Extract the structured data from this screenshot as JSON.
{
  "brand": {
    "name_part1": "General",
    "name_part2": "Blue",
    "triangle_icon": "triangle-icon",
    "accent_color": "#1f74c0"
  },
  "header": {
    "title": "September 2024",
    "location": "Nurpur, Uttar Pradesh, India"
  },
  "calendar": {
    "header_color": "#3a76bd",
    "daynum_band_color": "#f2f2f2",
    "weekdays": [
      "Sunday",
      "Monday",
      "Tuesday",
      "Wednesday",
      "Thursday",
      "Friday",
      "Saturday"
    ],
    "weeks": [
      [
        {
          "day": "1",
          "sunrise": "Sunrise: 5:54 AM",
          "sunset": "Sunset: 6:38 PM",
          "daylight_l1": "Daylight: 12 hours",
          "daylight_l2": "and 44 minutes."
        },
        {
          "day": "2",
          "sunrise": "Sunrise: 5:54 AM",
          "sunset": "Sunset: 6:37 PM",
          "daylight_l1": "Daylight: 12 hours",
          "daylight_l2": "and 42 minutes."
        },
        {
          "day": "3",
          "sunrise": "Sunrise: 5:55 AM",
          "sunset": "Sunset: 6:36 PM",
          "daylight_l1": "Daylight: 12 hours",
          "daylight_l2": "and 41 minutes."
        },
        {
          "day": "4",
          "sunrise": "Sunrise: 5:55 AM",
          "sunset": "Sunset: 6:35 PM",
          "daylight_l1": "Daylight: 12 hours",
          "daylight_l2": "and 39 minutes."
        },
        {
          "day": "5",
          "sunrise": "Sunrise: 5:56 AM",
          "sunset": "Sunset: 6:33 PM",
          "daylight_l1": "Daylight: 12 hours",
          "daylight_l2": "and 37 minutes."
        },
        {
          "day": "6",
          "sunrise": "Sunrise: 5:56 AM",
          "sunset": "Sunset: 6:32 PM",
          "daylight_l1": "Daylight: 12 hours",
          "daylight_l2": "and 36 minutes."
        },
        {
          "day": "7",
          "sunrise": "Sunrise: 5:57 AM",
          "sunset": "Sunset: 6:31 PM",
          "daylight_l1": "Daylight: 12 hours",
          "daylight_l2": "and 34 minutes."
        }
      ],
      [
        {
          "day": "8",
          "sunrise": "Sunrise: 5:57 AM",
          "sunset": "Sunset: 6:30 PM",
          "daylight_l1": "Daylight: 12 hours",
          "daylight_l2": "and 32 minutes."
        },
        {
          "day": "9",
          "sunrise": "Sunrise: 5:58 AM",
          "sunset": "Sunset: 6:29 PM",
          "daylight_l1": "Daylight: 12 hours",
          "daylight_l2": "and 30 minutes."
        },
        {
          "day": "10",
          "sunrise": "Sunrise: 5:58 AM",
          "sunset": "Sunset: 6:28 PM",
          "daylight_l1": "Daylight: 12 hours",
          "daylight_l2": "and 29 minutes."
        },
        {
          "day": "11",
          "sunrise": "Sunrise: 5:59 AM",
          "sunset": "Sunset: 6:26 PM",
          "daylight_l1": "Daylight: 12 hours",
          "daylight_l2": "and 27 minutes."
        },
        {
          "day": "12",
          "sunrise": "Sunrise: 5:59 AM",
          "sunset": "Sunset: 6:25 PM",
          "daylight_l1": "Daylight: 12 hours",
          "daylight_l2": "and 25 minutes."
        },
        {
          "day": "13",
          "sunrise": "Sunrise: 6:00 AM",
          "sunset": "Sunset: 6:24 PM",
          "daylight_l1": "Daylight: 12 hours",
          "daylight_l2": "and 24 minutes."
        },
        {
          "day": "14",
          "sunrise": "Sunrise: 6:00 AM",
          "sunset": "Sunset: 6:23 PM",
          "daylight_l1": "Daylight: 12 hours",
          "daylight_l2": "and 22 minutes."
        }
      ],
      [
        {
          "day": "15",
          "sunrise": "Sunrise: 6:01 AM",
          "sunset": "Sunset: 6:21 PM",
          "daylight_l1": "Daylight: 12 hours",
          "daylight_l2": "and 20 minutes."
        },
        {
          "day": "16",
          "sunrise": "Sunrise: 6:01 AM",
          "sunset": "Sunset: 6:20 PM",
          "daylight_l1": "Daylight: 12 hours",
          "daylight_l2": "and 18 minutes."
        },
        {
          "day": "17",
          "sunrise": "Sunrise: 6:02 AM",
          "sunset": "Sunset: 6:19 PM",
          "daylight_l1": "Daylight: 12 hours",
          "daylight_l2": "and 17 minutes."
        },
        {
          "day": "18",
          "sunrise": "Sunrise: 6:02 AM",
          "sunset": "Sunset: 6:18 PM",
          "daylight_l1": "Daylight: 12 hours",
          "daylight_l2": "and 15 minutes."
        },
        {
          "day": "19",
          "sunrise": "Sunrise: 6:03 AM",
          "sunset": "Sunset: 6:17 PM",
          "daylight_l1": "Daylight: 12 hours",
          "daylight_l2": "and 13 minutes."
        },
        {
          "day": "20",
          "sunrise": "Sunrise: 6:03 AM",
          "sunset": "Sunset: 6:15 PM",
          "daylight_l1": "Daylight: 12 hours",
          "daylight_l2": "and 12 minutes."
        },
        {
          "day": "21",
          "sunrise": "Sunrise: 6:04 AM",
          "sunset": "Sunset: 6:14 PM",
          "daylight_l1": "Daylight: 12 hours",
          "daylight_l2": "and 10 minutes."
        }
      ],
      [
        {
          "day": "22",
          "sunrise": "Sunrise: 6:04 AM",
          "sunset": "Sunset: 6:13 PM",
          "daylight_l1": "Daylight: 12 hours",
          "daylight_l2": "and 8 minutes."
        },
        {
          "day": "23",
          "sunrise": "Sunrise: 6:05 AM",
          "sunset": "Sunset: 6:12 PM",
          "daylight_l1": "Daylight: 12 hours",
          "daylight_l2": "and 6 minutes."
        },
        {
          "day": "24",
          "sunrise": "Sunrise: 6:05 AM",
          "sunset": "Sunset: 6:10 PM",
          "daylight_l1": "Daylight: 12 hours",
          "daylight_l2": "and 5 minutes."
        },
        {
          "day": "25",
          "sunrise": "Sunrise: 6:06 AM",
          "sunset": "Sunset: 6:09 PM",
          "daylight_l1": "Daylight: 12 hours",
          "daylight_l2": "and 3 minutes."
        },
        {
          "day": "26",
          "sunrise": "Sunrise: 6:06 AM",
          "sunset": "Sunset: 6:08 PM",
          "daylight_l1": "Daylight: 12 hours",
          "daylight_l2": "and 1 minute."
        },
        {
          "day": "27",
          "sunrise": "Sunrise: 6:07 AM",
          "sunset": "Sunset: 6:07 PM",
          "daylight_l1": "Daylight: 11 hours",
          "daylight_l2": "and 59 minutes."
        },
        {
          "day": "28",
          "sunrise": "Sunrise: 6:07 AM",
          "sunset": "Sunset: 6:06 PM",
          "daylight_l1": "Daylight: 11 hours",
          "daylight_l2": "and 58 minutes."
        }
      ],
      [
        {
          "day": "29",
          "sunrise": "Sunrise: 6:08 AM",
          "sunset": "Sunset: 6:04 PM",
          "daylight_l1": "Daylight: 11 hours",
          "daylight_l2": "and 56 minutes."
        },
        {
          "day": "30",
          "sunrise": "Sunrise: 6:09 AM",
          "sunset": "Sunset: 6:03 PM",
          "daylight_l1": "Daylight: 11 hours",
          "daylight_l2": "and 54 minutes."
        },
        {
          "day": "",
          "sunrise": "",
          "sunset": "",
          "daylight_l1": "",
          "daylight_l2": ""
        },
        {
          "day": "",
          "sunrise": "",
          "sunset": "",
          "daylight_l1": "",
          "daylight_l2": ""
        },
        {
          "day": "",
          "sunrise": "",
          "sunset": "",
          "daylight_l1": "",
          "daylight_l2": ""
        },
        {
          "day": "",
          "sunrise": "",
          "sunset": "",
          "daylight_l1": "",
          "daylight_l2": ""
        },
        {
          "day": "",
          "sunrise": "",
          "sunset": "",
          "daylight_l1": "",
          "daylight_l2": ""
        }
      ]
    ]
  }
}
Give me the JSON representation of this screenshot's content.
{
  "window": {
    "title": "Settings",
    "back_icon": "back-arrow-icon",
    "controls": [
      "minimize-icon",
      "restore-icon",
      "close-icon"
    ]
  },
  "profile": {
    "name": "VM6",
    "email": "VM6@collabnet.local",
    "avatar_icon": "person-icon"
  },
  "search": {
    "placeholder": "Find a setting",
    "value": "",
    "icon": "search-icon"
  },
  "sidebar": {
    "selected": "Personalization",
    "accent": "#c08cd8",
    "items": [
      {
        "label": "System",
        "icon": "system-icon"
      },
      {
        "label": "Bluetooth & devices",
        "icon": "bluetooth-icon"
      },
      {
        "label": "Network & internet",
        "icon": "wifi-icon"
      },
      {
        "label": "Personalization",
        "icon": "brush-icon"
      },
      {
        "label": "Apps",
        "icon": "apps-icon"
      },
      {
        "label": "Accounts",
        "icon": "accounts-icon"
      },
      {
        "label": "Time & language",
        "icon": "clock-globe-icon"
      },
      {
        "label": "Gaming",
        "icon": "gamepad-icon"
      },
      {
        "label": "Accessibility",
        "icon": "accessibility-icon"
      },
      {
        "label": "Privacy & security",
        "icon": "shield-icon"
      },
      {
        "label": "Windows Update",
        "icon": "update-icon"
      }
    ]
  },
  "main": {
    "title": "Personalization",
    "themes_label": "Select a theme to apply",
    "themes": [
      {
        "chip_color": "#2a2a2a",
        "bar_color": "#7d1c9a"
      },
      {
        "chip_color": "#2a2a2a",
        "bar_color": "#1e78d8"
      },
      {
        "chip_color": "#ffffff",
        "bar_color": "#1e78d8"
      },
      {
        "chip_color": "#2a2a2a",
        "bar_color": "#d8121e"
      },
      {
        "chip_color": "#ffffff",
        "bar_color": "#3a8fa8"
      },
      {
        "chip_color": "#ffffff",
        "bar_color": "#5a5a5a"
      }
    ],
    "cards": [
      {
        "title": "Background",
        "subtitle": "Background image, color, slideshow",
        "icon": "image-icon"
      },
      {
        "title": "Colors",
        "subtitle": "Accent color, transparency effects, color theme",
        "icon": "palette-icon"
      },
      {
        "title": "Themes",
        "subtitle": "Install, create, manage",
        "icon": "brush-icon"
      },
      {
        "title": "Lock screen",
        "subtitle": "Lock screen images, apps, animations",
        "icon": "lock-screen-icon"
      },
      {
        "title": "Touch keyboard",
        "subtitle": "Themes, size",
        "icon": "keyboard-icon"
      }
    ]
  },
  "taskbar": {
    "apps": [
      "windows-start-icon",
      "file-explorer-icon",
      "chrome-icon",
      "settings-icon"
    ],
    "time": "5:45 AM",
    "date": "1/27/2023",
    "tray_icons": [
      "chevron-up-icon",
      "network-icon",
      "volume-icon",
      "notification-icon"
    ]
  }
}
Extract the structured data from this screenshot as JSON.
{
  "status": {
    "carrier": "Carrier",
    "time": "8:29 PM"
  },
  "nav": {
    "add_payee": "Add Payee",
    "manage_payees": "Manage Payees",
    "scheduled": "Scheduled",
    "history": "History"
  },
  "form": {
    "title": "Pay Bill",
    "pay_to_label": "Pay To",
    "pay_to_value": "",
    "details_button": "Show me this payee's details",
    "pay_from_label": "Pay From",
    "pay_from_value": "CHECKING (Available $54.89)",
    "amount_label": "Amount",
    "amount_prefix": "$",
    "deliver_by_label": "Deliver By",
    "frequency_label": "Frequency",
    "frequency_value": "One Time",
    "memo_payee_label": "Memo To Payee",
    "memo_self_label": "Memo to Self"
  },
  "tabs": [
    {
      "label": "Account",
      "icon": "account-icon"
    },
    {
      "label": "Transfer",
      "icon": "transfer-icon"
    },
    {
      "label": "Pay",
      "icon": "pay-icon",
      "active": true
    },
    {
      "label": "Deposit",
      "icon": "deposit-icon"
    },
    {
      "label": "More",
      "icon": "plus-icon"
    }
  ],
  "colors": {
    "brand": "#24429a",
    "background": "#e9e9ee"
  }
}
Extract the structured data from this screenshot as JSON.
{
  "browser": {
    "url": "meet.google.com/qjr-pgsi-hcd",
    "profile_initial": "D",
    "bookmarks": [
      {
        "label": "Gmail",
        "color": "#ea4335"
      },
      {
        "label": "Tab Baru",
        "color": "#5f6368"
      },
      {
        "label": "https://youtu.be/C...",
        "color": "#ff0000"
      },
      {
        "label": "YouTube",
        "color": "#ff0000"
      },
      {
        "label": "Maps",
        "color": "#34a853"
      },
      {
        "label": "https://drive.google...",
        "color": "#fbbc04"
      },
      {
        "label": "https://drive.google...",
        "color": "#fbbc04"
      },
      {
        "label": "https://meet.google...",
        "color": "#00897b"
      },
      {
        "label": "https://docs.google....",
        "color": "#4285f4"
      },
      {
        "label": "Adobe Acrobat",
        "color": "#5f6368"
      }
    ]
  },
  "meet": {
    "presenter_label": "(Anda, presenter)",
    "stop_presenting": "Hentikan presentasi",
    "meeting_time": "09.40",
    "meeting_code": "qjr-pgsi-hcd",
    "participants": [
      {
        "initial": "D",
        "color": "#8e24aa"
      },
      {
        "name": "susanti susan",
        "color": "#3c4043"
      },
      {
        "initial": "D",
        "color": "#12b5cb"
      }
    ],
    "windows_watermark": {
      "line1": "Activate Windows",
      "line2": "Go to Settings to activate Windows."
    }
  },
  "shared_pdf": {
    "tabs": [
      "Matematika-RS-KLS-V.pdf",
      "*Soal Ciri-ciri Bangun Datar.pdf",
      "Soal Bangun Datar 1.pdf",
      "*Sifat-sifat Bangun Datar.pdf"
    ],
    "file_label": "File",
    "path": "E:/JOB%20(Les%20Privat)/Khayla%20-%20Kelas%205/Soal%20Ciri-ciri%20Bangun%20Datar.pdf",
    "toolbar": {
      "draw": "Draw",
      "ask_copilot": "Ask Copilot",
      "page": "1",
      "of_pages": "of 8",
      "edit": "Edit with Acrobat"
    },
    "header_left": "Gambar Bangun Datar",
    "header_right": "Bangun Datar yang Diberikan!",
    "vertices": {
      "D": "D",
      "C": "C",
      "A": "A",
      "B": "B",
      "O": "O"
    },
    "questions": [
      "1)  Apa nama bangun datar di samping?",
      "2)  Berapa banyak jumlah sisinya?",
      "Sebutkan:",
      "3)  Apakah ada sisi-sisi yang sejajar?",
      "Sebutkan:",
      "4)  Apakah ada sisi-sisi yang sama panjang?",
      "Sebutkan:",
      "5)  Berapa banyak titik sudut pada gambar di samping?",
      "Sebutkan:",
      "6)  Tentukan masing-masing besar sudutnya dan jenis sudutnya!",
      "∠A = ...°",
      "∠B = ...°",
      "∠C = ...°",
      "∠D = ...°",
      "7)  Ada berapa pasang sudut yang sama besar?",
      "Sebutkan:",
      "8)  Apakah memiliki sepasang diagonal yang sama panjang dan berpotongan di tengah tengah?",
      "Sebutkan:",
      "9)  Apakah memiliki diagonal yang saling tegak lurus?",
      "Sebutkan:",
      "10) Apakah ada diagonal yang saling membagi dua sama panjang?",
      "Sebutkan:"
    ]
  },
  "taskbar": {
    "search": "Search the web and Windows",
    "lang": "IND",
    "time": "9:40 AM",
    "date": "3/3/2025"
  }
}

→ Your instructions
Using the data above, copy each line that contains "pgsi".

→ Response area
    "url": "meet.google.com/qjr-pgsi-hcd",
    "meeting_code": "qjr-pgsi-hcd",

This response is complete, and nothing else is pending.